:: WHAT YOU WILL DO ::
The output has to be the full set of records, reproduced exactly, minus any picture.

:: RECORDED INFORMATION ::
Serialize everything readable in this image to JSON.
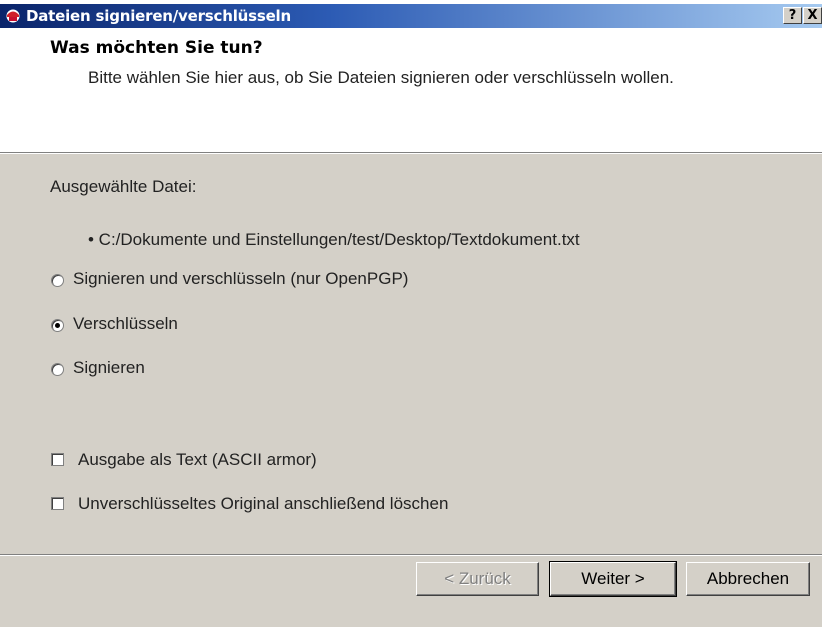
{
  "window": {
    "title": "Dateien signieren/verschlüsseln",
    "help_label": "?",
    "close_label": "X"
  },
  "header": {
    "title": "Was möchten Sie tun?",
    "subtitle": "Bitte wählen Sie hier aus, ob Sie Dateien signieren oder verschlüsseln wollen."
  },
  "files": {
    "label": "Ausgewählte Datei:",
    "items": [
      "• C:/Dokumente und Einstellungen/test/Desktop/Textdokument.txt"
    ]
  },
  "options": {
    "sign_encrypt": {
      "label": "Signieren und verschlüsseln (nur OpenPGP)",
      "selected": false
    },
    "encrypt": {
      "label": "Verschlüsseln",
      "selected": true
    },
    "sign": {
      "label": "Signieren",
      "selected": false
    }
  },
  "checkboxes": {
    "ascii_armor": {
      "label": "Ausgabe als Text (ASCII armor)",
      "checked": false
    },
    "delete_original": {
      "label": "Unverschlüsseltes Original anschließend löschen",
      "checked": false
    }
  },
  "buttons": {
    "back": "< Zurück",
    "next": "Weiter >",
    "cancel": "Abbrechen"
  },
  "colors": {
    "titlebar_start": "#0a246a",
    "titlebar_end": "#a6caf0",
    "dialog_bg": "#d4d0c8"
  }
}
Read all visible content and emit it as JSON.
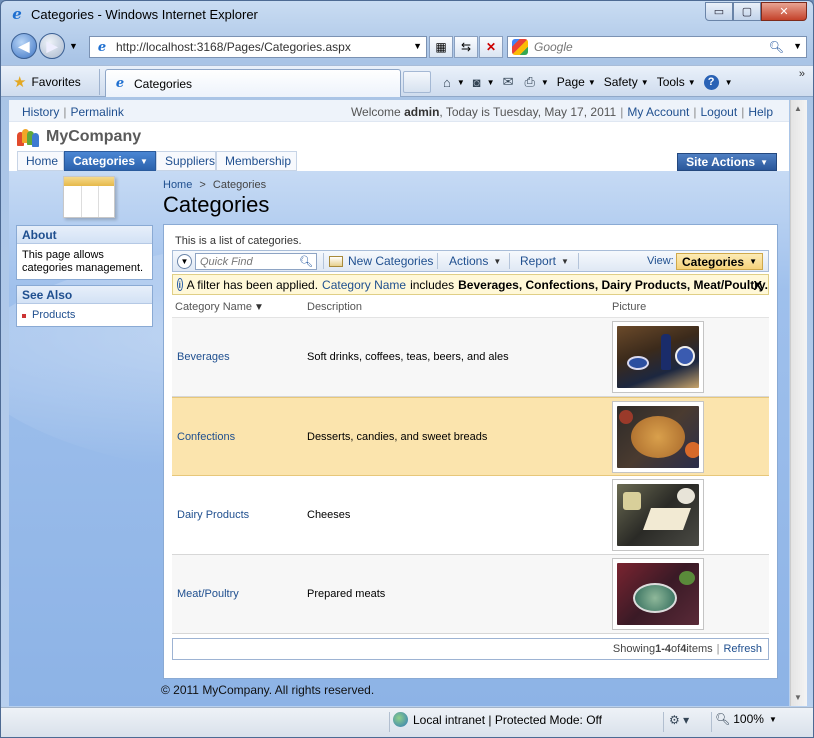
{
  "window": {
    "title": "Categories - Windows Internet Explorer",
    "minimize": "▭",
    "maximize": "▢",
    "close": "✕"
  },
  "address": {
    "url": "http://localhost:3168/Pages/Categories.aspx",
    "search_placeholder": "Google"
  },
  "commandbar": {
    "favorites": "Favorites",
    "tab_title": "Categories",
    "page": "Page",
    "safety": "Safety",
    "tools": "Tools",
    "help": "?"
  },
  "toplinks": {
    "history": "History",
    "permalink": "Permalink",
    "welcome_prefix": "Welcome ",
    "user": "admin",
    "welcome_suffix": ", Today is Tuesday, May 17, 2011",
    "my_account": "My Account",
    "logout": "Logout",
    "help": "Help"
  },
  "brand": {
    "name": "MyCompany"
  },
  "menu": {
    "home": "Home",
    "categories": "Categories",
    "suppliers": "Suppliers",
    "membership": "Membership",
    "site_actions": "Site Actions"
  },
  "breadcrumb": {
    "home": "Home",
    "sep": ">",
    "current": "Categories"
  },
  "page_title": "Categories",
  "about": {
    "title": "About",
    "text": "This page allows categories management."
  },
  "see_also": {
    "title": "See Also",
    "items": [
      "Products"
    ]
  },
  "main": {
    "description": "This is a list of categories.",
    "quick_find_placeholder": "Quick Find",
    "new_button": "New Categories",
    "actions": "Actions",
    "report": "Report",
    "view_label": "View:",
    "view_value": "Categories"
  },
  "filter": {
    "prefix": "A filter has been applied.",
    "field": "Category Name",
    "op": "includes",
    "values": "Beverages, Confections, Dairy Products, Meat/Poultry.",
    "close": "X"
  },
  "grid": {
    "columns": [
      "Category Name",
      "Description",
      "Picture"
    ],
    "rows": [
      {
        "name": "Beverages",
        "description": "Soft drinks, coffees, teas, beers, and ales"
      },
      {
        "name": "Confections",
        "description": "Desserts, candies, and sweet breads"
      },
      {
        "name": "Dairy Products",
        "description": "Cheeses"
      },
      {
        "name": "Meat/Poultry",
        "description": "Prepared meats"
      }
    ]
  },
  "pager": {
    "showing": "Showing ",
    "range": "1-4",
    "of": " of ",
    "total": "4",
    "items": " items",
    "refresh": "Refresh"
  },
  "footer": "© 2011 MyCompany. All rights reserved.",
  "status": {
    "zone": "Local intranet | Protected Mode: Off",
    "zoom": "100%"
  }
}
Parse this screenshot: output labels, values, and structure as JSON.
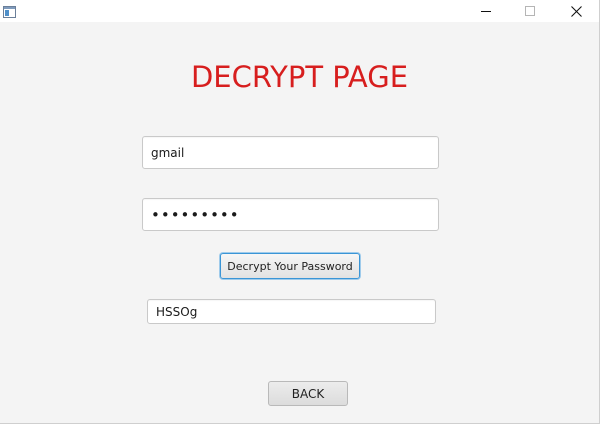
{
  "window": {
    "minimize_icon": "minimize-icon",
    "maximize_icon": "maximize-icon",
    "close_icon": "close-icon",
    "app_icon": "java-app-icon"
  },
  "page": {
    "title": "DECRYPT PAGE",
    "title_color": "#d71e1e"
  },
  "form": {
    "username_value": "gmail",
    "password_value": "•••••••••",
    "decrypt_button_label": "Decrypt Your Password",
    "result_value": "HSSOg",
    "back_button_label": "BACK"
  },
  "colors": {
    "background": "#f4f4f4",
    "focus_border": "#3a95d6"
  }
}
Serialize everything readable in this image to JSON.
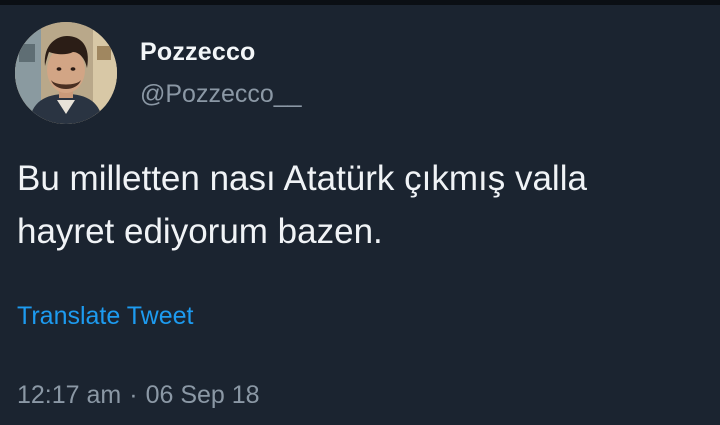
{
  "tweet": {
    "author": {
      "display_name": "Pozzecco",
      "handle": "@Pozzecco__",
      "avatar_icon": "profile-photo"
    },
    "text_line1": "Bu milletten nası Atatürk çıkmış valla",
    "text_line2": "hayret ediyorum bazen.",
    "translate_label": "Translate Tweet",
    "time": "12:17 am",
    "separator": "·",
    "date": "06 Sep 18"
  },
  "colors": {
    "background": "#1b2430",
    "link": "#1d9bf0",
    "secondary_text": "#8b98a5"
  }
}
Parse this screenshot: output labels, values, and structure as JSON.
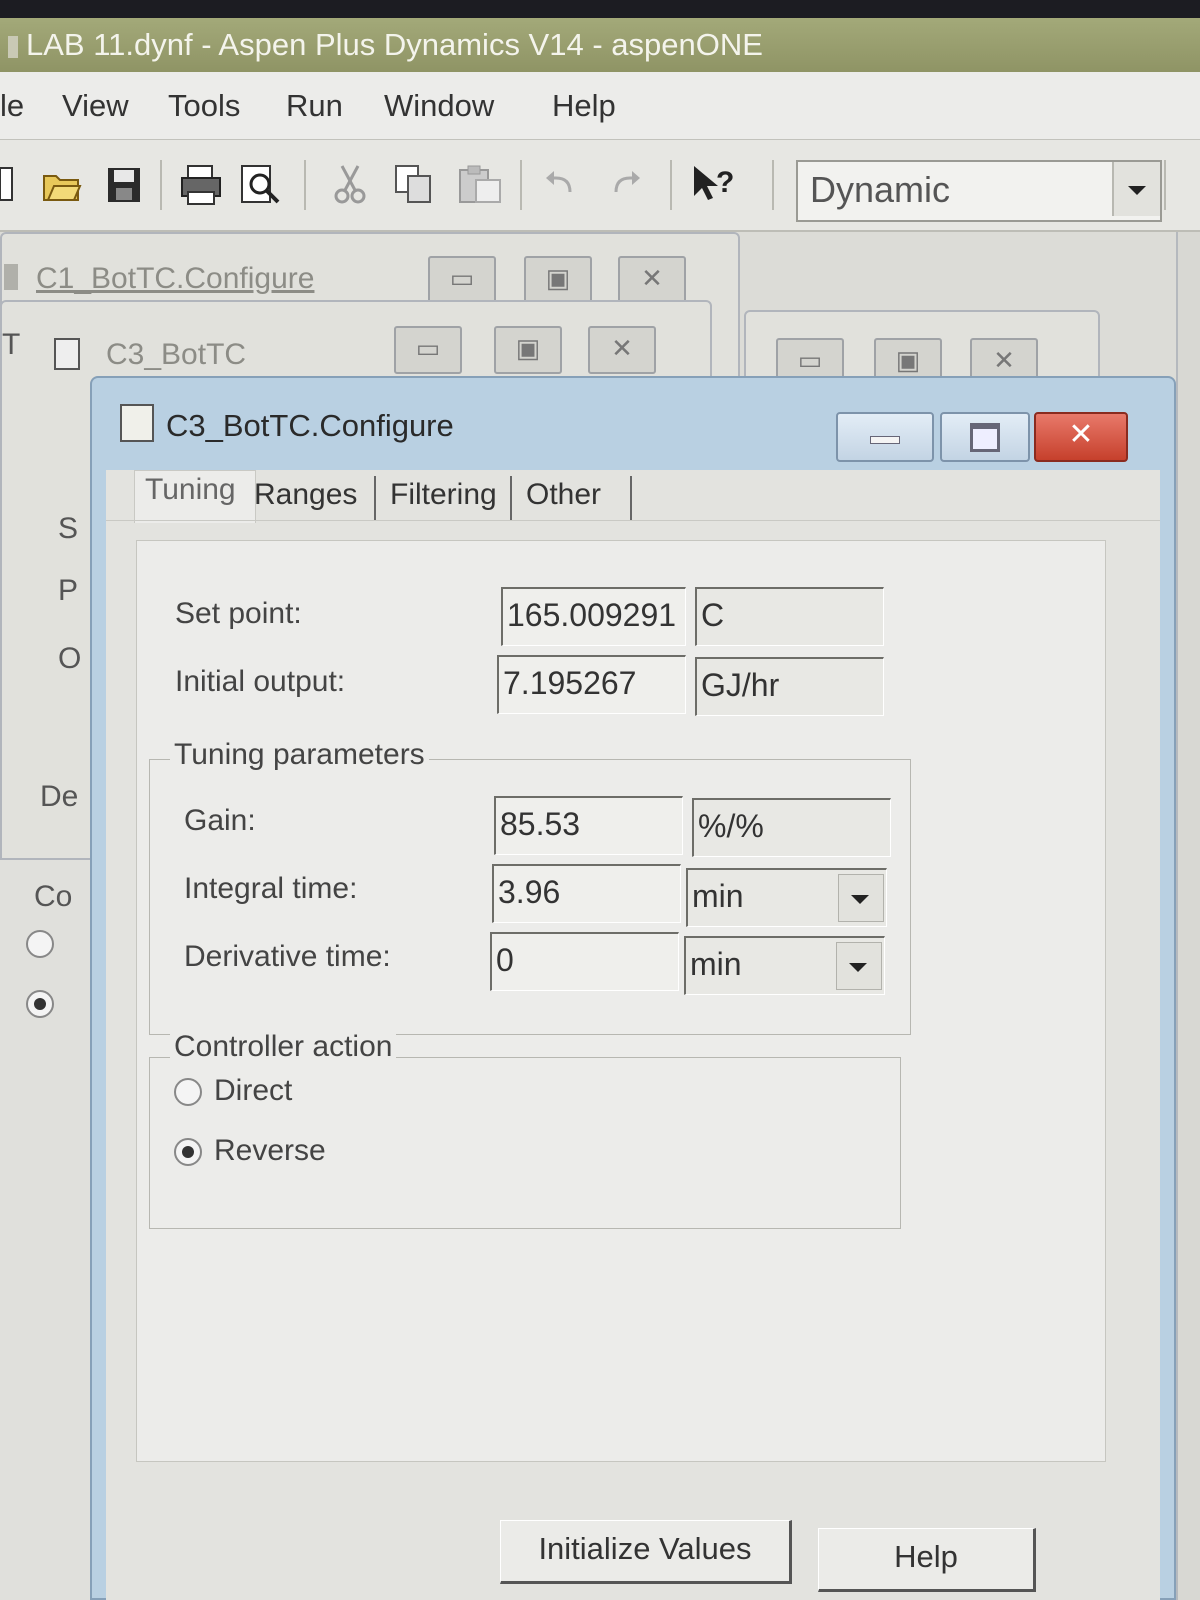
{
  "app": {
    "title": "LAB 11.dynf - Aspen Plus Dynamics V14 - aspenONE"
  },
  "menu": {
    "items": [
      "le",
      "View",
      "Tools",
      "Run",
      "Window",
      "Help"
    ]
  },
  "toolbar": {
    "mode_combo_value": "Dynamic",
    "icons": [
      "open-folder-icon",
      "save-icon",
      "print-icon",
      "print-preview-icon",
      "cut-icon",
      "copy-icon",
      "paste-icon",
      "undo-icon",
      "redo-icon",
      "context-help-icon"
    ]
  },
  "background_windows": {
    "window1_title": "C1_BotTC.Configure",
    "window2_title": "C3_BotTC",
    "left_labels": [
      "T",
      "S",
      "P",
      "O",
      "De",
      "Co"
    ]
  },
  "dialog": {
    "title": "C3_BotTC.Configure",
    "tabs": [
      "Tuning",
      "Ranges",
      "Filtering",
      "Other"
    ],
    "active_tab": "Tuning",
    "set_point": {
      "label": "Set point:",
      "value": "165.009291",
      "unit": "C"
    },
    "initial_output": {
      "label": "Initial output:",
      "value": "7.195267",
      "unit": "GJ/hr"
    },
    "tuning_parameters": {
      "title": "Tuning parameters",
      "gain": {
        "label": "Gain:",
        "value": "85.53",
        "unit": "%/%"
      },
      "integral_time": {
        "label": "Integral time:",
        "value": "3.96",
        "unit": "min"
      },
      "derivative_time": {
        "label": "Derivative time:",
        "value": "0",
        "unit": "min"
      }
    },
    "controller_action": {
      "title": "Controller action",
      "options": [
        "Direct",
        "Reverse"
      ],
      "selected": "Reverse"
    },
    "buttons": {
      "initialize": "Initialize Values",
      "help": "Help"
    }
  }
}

:: ANSWER SECTION ::
Serialize everything readable in this image to JSON.
{
  "window": {
    "title": "Dateien signieren/verschlüsseln",
    "help_label": "?",
    "close_label": "X"
  },
  "header": {
    "title": "Was möchten Sie tun?",
    "subtitle": "Bitte wählen Sie hier aus, ob Sie Dateien signieren oder verschlüsseln wollen."
  },
  "files": {
    "label": "Ausgewählte Datei:",
    "items": [
      "• C:/Dokumente und Einstellungen/test/Desktop/Textdokument.txt"
    ]
  },
  "options": {
    "sign_encrypt": {
      "label": "Signieren und verschlüsseln (nur OpenPGP)",
      "selected": false
    },
    "encrypt": {
      "label": "Verschlüsseln",
      "selected": true
    },
    "sign": {
      "label": "Signieren",
      "selected": false
    }
  },
  "checkboxes": {
    "ascii_armor": {
      "label": "Ausgabe als Text (ASCII armor)",
      "checked": false
    },
    "delete_original": {
      "label": "Unverschlüsseltes Original anschließend löschen",
      "checked": false
    }
  },
  "buttons": {
    "back": "< Zurück",
    "next": "Weiter >",
    "cancel": "Abbrechen"
  },
  "colors": {
    "titlebar_start": "#0a246a",
    "titlebar_end": "#a6caf0",
    "dialog_bg": "#d4d0c8"
  }
}
Read all visible content and emit it as JSON.
{
  "window": {
    "title": "Categories - Windows Internet Explorer",
    "minimize": "▭",
    "maximize": "▢",
    "close": "✕"
  },
  "address": {
    "url": "http://localhost:3168/Pages/Categories.aspx",
    "search_placeholder": "Google"
  },
  "commandbar": {
    "favorites": "Favorites",
    "tab_title": "Categories",
    "page": "Page",
    "safety": "Safety",
    "tools": "Tools",
    "help": "?"
  },
  "toplinks": {
    "history": "History",
    "permalink": "Permalink",
    "welcome_prefix": "Welcome ",
    "user": "admin",
    "welcome_suffix": ", Today is Tuesday, May 17, 2011",
    "my_account": "My Account",
    "logout": "Logout",
    "help": "Help"
  },
  "brand": {
    "name": "MyCompany"
  },
  "menu": {
    "home": "Home",
    "categories": "Categories",
    "suppliers": "Suppliers",
    "membership": "Membership",
    "site_actions": "Site Actions"
  },
  "breadcrumb": {
    "home": "Home",
    "sep": ">",
    "current": "Categories"
  },
  "page_title": "Categories",
  "about": {
    "title": "About",
    "text": "This page allows categories management."
  },
  "see_also": {
    "title": "See Also",
    "items": [
      "Products"
    ]
  },
  "main": {
    "description": "This is a list of categories.",
    "quick_find_placeholder": "Quick Find",
    "new_button": "New Categories",
    "actions": "Actions",
    "report": "Report",
    "view_label": "View:",
    "view_value": "Categories"
  },
  "filter": {
    "prefix": "A filter has been applied.",
    "field": "Category Name",
    "op": "includes",
    "values": "Beverages, Confections, Dairy Products, Meat/Poultry.",
    "close": "X"
  },
  "grid": {
    "columns": [
      "Category Name",
      "Description",
      "Picture"
    ],
    "rows": [
      {
        "name": "Beverages",
        "description": "Soft drinks, coffees, teas, beers, and ales"
      },
      {
        "name": "Confections",
        "description": "Desserts, candies, and sweet breads"
      },
      {
        "name": "Dairy Products",
        "description": "Cheeses"
      },
      {
        "name": "Meat/Poultry",
        "description": "Prepared meats"
      }
    ]
  },
  "pager": {
    "showing": "Showing ",
    "range": "1-4",
    "of": " of ",
    "total": "4",
    "items": " items",
    "refresh": "Refresh"
  },
  "footer": "© 2011 MyCompany. All rights reserved.",
  "status": {
    "zone": "Local intranet | Protected Mode: Off",
    "zoom": "100%"
  }
}
Parse this screenshot: output labels, values, and structure as JSON.
{
  "window": {
    "minimize_icon": "minimize-icon",
    "maximize_icon": "maximize-icon",
    "close_icon": "close-icon",
    "app_icon": "java-app-icon"
  },
  "page": {
    "title": "DECRYPT PAGE",
    "title_color": "#d71e1e"
  },
  "form": {
    "username_value": "gmail",
    "password_value": "•••••••••",
    "decrypt_button_label": "Decrypt Your Password",
    "result_value": "HSSOg",
    "back_button_label": "BACK"
  },
  "colors": {
    "background": "#f4f4f4",
    "focus_border": "#3a95d6"
  }
}
Serialize everything readable in this image to JSON.
{
  "tweet": {
    "author": {
      "display_name": "Pozzecco",
      "handle": "@Pozzecco__",
      "avatar_icon": "profile-photo"
    },
    "text_line1": "Bu milletten nası Atatürk çıkmış valla",
    "text_line2": "hayret ediyorum bazen.",
    "translate_label": "Translate Tweet",
    "time": "12:17 am",
    "separator": "·",
    "date": "06 Sep 18"
  },
  "colors": {
    "background": "#1b2430",
    "link": "#1d9bf0",
    "secondary_text": "#8b98a5"
  }
}
Parse this screenshot: output labels, values, and structure as JSON.
{
  "app": {
    "title": "LAB 11.dynf - Aspen Plus Dynamics V14 - aspenONE"
  },
  "menu": {
    "items": [
      "le",
      "View",
      "Tools",
      "Run",
      "Window",
      "Help"
    ]
  },
  "toolbar": {
    "mode_combo_value": "Dynamic",
    "icons": [
      "open-folder-icon",
      "save-icon",
      "print-icon",
      "print-preview-icon",
      "cut-icon",
      "copy-icon",
      "paste-icon",
      "undo-icon",
      "redo-icon",
      "context-help-icon"
    ]
  },
  "background_windows": {
    "window1_title": "C1_BotTC.Configure",
    "window2_title": "C3_BotTC",
    "left_labels": [
      "T",
      "S",
      "P",
      "O",
      "De",
      "Co"
    ]
  },
  "dialog": {
    "title": "C3_BotTC.Configure",
    "tabs": [
      "Tuning",
      "Ranges",
      "Filtering",
      "Other"
    ],
    "active_tab": "Tuning",
    "set_point": {
      "label": "Set point:",
      "value": "165.009291",
      "unit": "C"
    },
    "initial_output": {
      "label": "Initial output:",
      "value": "7.195267",
      "unit": "GJ/hr"
    },
    "tuning_parameters": {
      "title": "Tuning parameters",
      "gain": {
        "label": "Gain:",
        "value": "85.53",
        "unit": "%/%"
      },
      "integral_time": {
        "label": "Integral time:",
        "value": "3.96",
        "unit": "min"
      },
      "derivative_time": {
        "label": "Derivative time:",
        "value": "0",
        "unit": "min"
      }
    },
    "controller_action": {
      "title": "Controller action",
      "options": [
        "Direct",
        "Reverse"
      ],
      "selected": "Reverse"
    },
    "buttons": {
      "initialize": "Initialize Values",
      "help": "Help"
    }
  }
}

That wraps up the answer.